When There’s Misconduct From Scientist In Sensitive Organisation Like ISRO, Dismissal From Service Isn’t Illegal: SC Upholds Scientist's Dismissal
The Supreme Court while rejecting an appeal has held that when there is misconduct from a scientist working in a sensitive and strategic organisation like ISRO (Indian Space Research Organisation), the decision to impose dismissal from service cannot be said to be illegal.
The two-Judge Bench comprising Justice M.R. Shah and Justice C.T. Ravikumar observed, “… the organization is perfectly justified in casting suspicion on the honesty, integrity, reliability, dependability and trustworthiness in view of the factual situation obtained in this case, as explained in the counter affidavit, besides entertaining the stand that his unauthorized association with foreign institution, especially in the area of propulsion, which is a strategic research and development subject in the organization and based on which the nation’s rocketry and ambitious launch vehicle programs are/were advancing, was a matter of concern for the security of the State. When such acts/conduct occur/occurs from a scientist in a sensitive and strategic organization, the decision to impose dismissal from service cannot be said to be illegal or absolutely unwarranted.”

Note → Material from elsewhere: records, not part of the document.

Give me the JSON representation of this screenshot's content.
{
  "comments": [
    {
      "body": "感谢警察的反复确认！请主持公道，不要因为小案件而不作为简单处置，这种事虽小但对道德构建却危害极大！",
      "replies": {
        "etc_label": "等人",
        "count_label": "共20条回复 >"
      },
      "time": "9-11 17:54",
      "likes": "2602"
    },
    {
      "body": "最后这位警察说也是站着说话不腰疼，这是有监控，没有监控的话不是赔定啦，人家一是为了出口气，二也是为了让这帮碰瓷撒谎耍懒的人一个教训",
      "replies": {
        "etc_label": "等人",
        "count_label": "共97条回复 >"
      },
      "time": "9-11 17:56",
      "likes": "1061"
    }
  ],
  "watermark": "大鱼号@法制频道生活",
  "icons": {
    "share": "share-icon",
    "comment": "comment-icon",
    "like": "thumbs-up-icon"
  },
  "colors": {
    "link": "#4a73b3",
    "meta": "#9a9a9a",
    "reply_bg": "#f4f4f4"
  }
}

The Bench relied upon the decision in the case of Union of India and Anr. v. Tulsiram Patel and Ors. (1985) 3 SCC 398 wherein it was held that when the power of order of dismissal is invoked to dispense with inquiry, the consideration as to what penalty should be imposed upon a delinquent employee must be ex-parte i.e., no opportunity of being heard is given on that question.
Senior Advocate Gopal Sankaranarayanan appeared on behalf of the appellant while ASG K.M. Nataraj and Advocate Shailesh Madiyal appeared on behalf of the respondents.
Brief Facts -
The appellant who was working as a scientist in ISRO had challenged the judgment passed by the Kerala High Court whereby it dismissed his plea against the order of the Central Administrative Tribunal. The appellant was appointed in Vikram Sarabhai Space Centre (VSSC), Thiruvananthapuram of ISRO, and thereafter got promoted.
The appellant was invited by the Head of School of Mechanical Engineering, Andong National University, South Korea to join as a post-doctoral trainee and assist for one year as a result of which he applied for a sabbatical leave for one year but the competent authority decided not to recommend the leave in the exigency of service and in public interest. The appellant hence applied for 9 days Earned Leave on personal grounds and soon went to South Korea and published a technical paper without approval due to which disciplinary action was initiated against him and he was dismissed from service without any inquiry.
The Supreme Court in view of the facts and circumstances of the case noted, “We have already taken note of the indisputable and undisputed facts obtained in this case which are relevant for the purpose of consideration of the question with respect to the expediency or inexpediency of holding an inquiry “in the interest of the security of the State.” In view of the situations deducible from the materials on record, we find absolutely no reason to hold that the satisfaction that it is not expedient to hold an inquiry “in the interest of security of the State” was arrived at without any material.”
The Court further noted that when once it is obvious that circumstances based on materials capable of arriving at a satisfaction that it is not expedient to hold an inquiry “in the interest of the security of the State” are available, the decision in holding that it is inexpedient “in the interest of the security of the State” to hold an inquiry warrants no further scrutiny, rather, it is not fit to be subjected to further judicial review.
“… the Court cannot, in such circumstances, judge on the expediency or inexpediency to dispense with the inquiry as it was arrived at based on the subjective satisfaction of the President based on materials. In the above circumstances, we do not find any reason to interfere with the disinclination on the part of the Tribunal and then the High Court, on the aforesaid issue”, said the Court.
The Court did not find any reason to hold that the judgment of the High Court, dismissing the challenge against the order of the Tribunal warranted any kind of interference in the exercise of the power under Article 136 of the Constitution of India.
Accordingly, the Apex Court dismissed the appeal.
Cause Title- Dr. V.R. Sanal Kumar v. Union of India & Ors.